When I first started my real estate career in the Conejo Valley (Westlake Village, Oak Park, Agoura Hills, Thousand Oaks, Newbury Park) in 1999, things were much different. The internet was less than 10 years old and everyone was trying to figure out what effect it would have on the real estate agent and transaction.
Realtor.com was in its infancy, Zillow didn’t exist and the industry was transitioning from listings in paper books to listings online.
Digital cameras were “new” and considered a luxury item. Agents websites all looked the same with a bunch of canned info. Google was only a year old and there was no such thing as buyers searching for homes online.
It was common for a listing to have 1 picture of the exterior of the house and no interior shots. Can you imagine that today? And if the agent didn’t take a picture, someone from the local MLS would go take one.
We had flip phones strapped to our belts to make our calls – no color screen, no camera, no data, no apps, no texting, no internet. How did we survive?!
The entire transaction was slower and required a lot more leg work.
Fast forward to today. Buyers can view everything on their phone through multiple portals and websites. The MLS allows up to 99 pictures of a home and a decent agent hires a professional photographer. 3D Tours let you fly through the house using your mouse. Drone photography gives you a bird’s eye perspective from above. Google Maps lets you check out the street view. Neighborhood video tours give a sense of the surroundings and amenities.
The wealth of information available to homebuyers online is astounding – school data, demographics, neighborhood info, walkability scores, sales data, the homeowner’s cost basis and tons more.
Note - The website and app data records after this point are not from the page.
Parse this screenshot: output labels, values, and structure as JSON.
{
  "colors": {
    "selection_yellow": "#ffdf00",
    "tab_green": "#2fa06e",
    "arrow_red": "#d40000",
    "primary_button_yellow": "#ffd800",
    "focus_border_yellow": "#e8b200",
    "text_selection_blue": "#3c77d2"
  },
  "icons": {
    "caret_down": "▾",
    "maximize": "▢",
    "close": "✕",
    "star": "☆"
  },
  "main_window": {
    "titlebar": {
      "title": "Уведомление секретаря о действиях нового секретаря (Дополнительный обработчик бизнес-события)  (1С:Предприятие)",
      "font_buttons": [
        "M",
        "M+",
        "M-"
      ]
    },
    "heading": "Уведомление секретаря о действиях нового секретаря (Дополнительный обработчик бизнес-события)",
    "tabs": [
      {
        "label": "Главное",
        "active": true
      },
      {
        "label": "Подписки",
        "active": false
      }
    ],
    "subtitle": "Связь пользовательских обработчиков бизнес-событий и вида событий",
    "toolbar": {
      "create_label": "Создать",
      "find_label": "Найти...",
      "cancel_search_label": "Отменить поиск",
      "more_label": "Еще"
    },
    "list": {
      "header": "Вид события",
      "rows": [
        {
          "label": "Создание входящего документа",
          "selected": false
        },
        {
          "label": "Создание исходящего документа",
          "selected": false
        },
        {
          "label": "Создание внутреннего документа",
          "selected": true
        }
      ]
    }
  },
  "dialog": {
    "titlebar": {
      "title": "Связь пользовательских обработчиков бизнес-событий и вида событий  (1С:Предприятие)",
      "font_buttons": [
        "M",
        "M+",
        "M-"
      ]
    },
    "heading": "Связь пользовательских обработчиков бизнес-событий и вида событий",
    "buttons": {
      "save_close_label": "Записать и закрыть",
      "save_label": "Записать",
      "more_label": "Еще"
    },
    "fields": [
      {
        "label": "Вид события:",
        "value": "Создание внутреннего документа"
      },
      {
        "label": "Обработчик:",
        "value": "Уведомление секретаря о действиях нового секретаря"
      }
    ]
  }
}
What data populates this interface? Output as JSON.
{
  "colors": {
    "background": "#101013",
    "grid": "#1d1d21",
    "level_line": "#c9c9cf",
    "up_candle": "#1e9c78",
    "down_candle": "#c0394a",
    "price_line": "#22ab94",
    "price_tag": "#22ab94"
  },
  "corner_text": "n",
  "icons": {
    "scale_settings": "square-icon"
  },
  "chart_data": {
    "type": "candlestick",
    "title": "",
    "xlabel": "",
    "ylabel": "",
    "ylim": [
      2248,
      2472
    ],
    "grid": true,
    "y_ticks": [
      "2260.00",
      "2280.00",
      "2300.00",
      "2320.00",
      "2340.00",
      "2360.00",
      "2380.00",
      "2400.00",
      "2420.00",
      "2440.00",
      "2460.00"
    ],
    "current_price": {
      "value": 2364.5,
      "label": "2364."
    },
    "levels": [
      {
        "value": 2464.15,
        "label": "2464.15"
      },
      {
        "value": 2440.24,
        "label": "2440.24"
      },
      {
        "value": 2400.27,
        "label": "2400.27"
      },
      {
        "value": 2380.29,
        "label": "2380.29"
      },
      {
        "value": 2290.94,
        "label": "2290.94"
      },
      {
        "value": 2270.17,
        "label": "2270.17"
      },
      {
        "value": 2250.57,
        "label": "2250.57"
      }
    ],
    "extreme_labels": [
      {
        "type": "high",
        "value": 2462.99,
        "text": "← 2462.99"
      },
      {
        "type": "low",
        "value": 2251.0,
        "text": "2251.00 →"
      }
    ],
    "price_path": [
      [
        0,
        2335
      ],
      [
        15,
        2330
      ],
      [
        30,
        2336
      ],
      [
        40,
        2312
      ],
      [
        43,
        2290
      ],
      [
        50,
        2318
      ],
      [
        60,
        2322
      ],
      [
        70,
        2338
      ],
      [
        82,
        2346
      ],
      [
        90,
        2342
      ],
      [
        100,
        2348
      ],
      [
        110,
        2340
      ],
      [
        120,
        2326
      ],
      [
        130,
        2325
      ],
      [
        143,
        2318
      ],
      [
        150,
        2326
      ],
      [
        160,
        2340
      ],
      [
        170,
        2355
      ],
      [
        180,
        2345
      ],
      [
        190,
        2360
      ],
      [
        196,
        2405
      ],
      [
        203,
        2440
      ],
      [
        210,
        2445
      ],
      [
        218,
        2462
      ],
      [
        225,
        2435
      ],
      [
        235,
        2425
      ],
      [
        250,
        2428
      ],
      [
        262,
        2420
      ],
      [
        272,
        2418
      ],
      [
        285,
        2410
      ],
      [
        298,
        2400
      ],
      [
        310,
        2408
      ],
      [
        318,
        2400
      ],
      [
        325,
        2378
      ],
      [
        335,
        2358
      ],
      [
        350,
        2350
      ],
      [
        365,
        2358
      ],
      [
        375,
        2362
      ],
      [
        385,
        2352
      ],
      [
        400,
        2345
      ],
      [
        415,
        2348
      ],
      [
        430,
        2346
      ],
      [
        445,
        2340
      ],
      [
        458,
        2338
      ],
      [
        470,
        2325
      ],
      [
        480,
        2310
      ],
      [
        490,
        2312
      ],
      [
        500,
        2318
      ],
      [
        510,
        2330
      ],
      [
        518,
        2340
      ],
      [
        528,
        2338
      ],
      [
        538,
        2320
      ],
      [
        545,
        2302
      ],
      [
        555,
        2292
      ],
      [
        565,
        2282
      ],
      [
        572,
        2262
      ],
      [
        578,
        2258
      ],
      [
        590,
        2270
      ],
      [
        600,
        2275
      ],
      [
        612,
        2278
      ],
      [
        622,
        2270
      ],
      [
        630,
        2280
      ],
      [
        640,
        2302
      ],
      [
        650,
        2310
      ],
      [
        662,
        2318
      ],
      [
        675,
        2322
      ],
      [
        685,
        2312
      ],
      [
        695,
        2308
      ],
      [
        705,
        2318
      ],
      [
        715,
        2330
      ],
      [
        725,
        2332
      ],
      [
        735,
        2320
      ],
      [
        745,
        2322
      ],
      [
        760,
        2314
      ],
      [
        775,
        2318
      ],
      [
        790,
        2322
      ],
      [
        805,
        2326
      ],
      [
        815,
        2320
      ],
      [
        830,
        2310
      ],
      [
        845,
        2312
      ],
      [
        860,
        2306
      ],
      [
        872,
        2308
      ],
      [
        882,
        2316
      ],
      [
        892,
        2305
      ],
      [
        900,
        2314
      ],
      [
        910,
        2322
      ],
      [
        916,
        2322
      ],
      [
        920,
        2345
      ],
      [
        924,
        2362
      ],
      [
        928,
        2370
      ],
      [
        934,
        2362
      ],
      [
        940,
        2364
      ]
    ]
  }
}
Today’s homebuyers are much better informed by the time they get to your front door than ever before.
Offline vs. Online Activity
Fifteen years ago, in order to get a sense of the home, buyers had to physically go see it. That meant a lot more showings. You may have had multiple daily showings and it could have easily taken 25+ showings to find a buyer. Today, homebuyers are shopping on their phones and ruling out potential homes based on how it looks online. As a result, you’ll have fewer showings, but those buyers are more likely to make an offer. If the last time you sold a home was in the 90s or you’ve never sold a home before, this may surprise you when you go to sell.
When you’re evaluating the interest in your home, you need to consider your online activity in addition to your offline activity. How many views and saves have you had on Zillow and the other portals? What does your home’s online competition look like? Has your agent properly tweaked and added content to the portals like Zillow and Realtor.com? Do you have a dedicated website and URL for your home (ex 123mainstreet.com)? How do your pictures look on a smartphone? These are key factors you need to take into account.
Online Marketing is the Key to a Successful Sale
When you are interviewing agents to represent you to sell your home, you need to find an excellent online marketer.
Most real estate agents are trained prospectors not marketers.
Most real estate training focuses on prospecting for new clients, not marketing a home to sell. Prospecting is cold calling and door knocking to find buyers and sellers. Marketing is attracting others to contact you. Marketing is a completely different skillset that has to be learned outside the brokerage. Most agents aren’t great marketers because it involves technology (which scares many agents) and it can take a lot of time & money to become skilled.
When you’re ready to list your home, you’ll want to find a marketing expert who works in your area. Interview a few agents. Check them out online prior to scheduling an appointment. Get a sense of how they will market your home based on how they market themselves. When you meet, they should have a detailed marketing plan with samples of marketing they’ve used to sell other homes. I find the Ipad to be the best way to show sellers exactly how their home will look on a screen.
We know where the buyers are – they’re on their phones and laptops. Homes are sold based on emotion and that emotional connection starts online. How your home shows on a screen not only affects the number of live showings you’ll have, it affects the amount of money you will net.
Your home is likely your largest asset. Choose wisely and make sure you hire a marketing expert to sell your home.